Art & Culture
Nature’s Calm Choreography has Inspired Artist Tom Atton Moore to Hold His First Debut Show in The US

This artist has taken time during the pandemic to closely observe the minutiae of nature

Tom Atton Moore is a textile artist with an eye for the abstract. After graduating from the London College of Communication with a degree in illustration, Moore purchased a tufting gun online and began creating rugs - functional pieces - that serve as tangible representations of often overlooked moments in time. The wilting of a Magnolia tree or the swirling of chemicals in a pond.
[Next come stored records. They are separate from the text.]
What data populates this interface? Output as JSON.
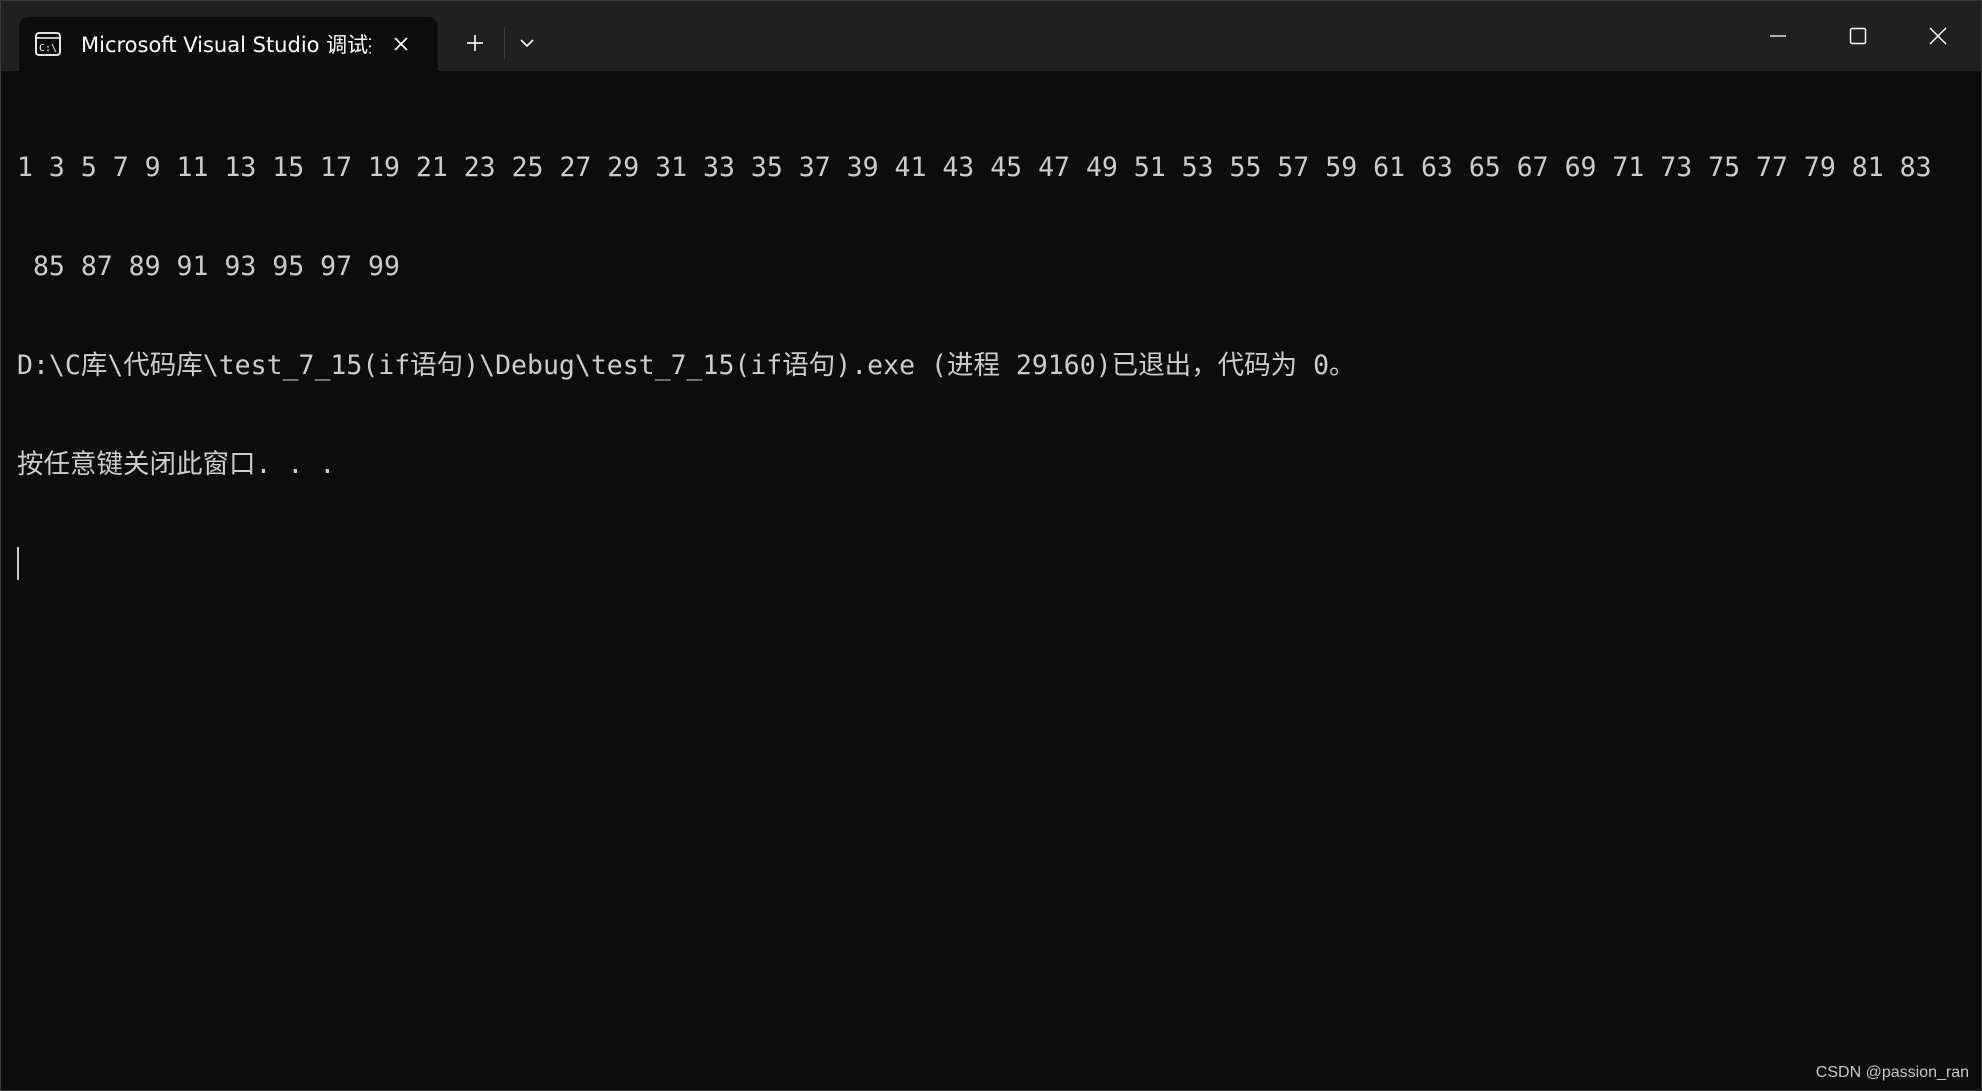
{
  "window": {
    "tab_title": "Microsoft Visual Studio 调试控制台",
    "tab_icon": "console-icon",
    "new_tab_icon": "plus-icon",
    "dropdown_icon": "chevron-down-icon",
    "minimize_icon": "minimize-icon",
    "maximize_icon": "maximize-icon",
    "close_icon": "close-icon"
  },
  "terminal": {
    "lines": [
      "1 3 5 7 9 11 13 15 17 19 21 23 25 27 29 31 33 35 37 39 41 43 45 47 49 51 53 55 57 59 61 63 65 67 69 71 73 75 77 79 81 83",
      " 85 87 89 91 93 95 97 99",
      "D:\\C库\\代码库\\test_7_15(if语句)\\Debug\\test_7_15(if语句).exe (进程 29160)已退出，代码为 0。",
      "按任意键关闭此窗口. . ."
    ]
  },
  "watermark": "CSDN @passion_ran",
  "colors": {
    "background": "#0c0c0c",
    "titlebar": "#202020",
    "text": "#cccccc"
  }
}
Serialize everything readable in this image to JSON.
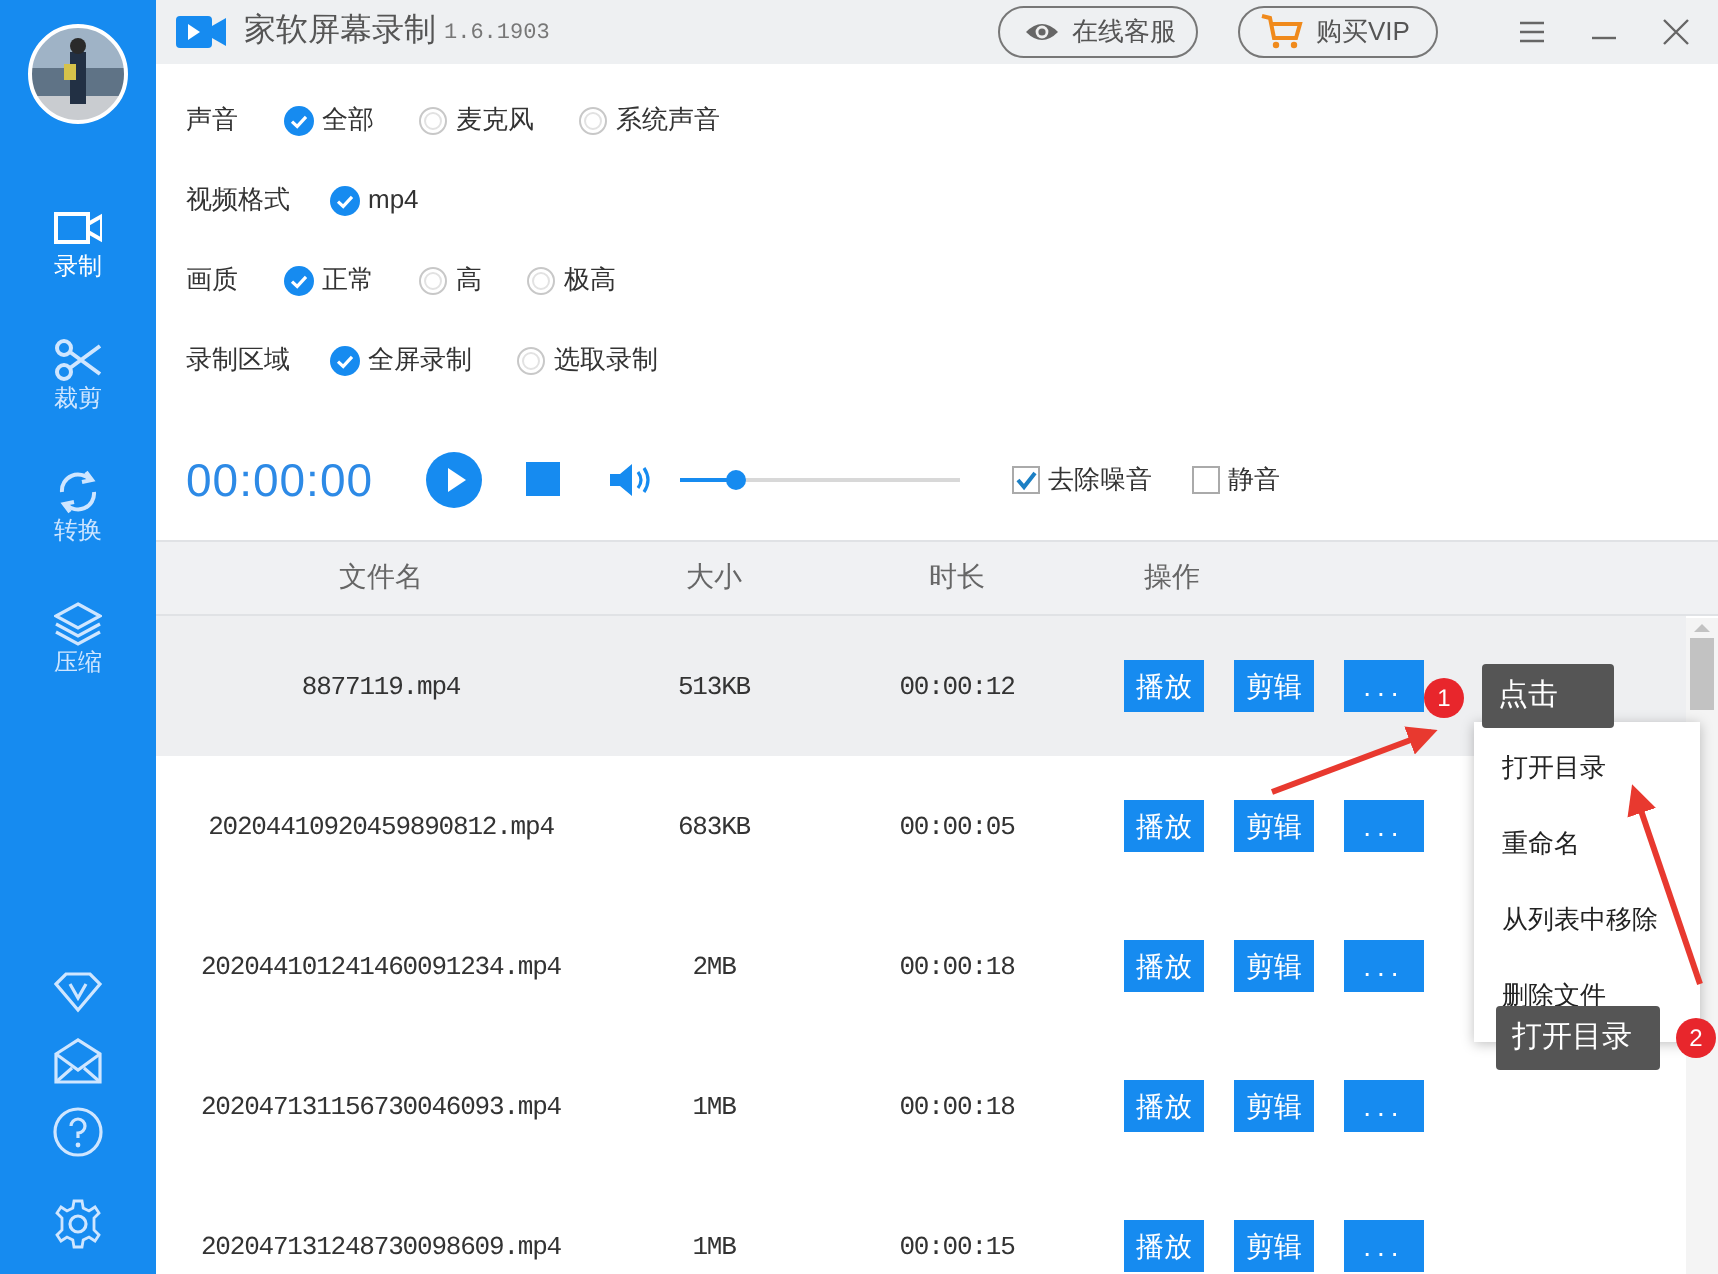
{
  "app": {
    "title": "家软屏幕录制",
    "version": "1.6.1903"
  },
  "header_buttons": [
    {
      "kind": "service",
      "label": "在线客服"
    },
    {
      "kind": "vip",
      "label": "购买VIP"
    }
  ],
  "sidebar": {
    "items": [
      {
        "kind": "record",
        "label": "录制",
        "selected": true
      },
      {
        "kind": "cut",
        "label": "裁剪",
        "selected": false
      },
      {
        "kind": "convert",
        "label": "转换",
        "selected": false
      },
      {
        "kind": "compress",
        "label": "压缩",
        "selected": false
      }
    ]
  },
  "settings": [
    {
      "label": "声音",
      "options": [
        {
          "label": "全部",
          "selected": true
        },
        {
          "label": "麦克风",
          "selected": false
        },
        {
          "label": "系统声音",
          "selected": false
        }
      ]
    },
    {
      "label": "视频格式",
      "options": [
        {
          "label": "mp4",
          "selected": true
        }
      ]
    },
    {
      "label": "画质",
      "options": [
        {
          "label": "正常",
          "selected": true
        },
        {
          "label": "高",
          "selected": false
        },
        {
          "label": "极高",
          "selected": false
        }
      ]
    },
    {
      "label": "录制区域",
      "options": [
        {
          "label": "全屏录制",
          "selected": true
        },
        {
          "label": "选取录制",
          "selected": false
        }
      ]
    }
  ],
  "recorder": {
    "time": "00:00:00",
    "volume": {
      "level": 0.2
    },
    "checkboxes": [
      {
        "label": "去除噪音",
        "checked": true
      },
      {
        "label": "静音",
        "checked": false
      }
    ]
  },
  "table": {
    "columns": [
      "文件名",
      "大小",
      "时长",
      "操作"
    ],
    "rows": [
      {
        "name": "8877119.mp4",
        "size": "513KB",
        "duration": "00:00:12",
        "selected": true,
        "actions": [
          "播放",
          "剪辑",
          "..."
        ]
      },
      {
        "name": "20204410920459890812.mp4",
        "size": "683KB",
        "duration": "00:00:05",
        "selected": false,
        "actions": [
          "播放",
          "剪辑",
          "..."
        ]
      },
      {
        "name": "202044101241460091234.mp4",
        "size": "2MB",
        "duration": "00:00:18",
        "selected": false,
        "actions": [
          "播放",
          "剪辑",
          "..."
        ]
      },
      {
        "name": "202047131156730046093.mp4",
        "size": "1MB",
        "duration": "00:00:18",
        "selected": false,
        "actions": [
          "播放",
          "剪辑",
          "..."
        ]
      },
      {
        "name": "202047131248730098609.mp4",
        "size": "1MB",
        "duration": "00:00:15",
        "selected": false,
        "actions": [
          "播放",
          "剪辑",
          "..."
        ]
      }
    ]
  },
  "context_menu": {
    "items": [
      "打开目录",
      "重命名",
      "从列表中移除",
      "删除文件"
    ]
  },
  "annotations": [
    {
      "badge": "1",
      "tip": "点击"
    },
    {
      "badge": "2",
      "tip": "打开目录"
    }
  ]
}
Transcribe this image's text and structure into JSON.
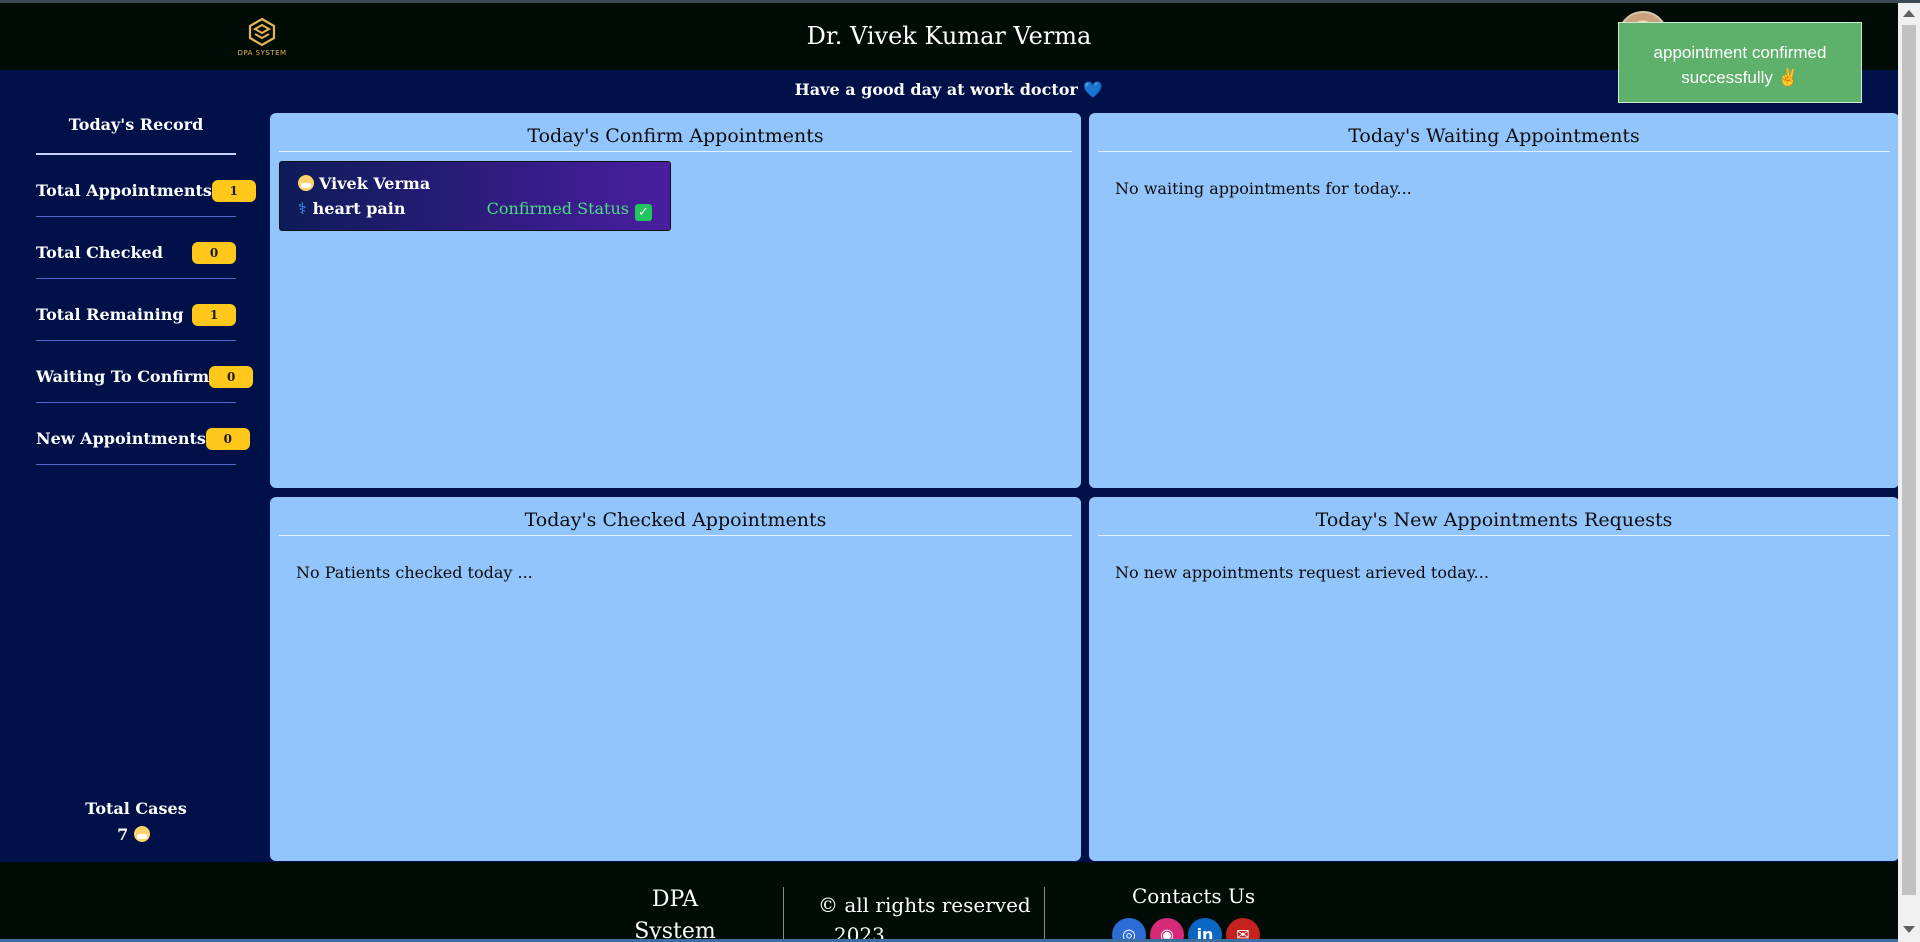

In 2020, he presented his first solo exhibition, Dear Magnolia, at Jermaine Gallagher Showroom in London. In 2021, he exhibited his second show in London, It’s Good To Be Home, at FUMI Gallery. This year, until February 20, 2022, he will make his US debut at BC in Los Angeles with the presentation of Eden.

Eden is presented by BC - a multi-disciplinary creative office in Los Angeles. In this exhibition, the artist responds to the question, ‘When the world goes quiet, where does the mind go’? He answers this boldly through woollen rugs with abstract shapes and forms dressed in stirring colour. While living in the locked-down English countryside during the pandemic, he found himself inspired by the riveting -  often overlooked - minutiae of nature.

Textile artist Tom Atton Moore

In a lane, and alternate world, of his own, Moore is an artist whose work resists definition. His rugs serve not as pieces of craft or design, but as tangible representations of real feeling. In this latest series of works, Eden, Moore speaks the patient language of a garden pond.

While the outside world was clinging to the big picture, Moore was honing in on the small, almost zen-like, details of the serene landscape around him. He soon came to realize that while nothing was happening, in fact, everything was. He began to notice how the meticulous movements of nature created a kind of calm choreography—the way a slight breeze would topple a line of dominoes down the spine of a tree.

In this stillness, Moore observed how a chemical released into a pond would tapdance atop the water’s surface, spiralling little infinities before settling to the bottom. He took note of these fluid formations, how they ebbed and flowed, day after day until they finally disappeared behind the liquid curtain of the water.

The seven woollen rugs of this series set out to celebrate the fortune-telling formations found in Hannibal’s Pond. Hand-tufted, latexed, dried, pinned, bound, and shaved with sheep shearing clippers — Moore's process takes up to two weeks or more for every rug. What begins as a moment in time transforms into a collage, a feeling, and finally, something you can hold with your own two hands. Each piece in this latest collection is roughly 7-by-5-feet and is made of vintage dead-stock yarn.

Words: Emily Leung & Nikey Cheng
Photos: Austin Leis
Published on February 10, 2022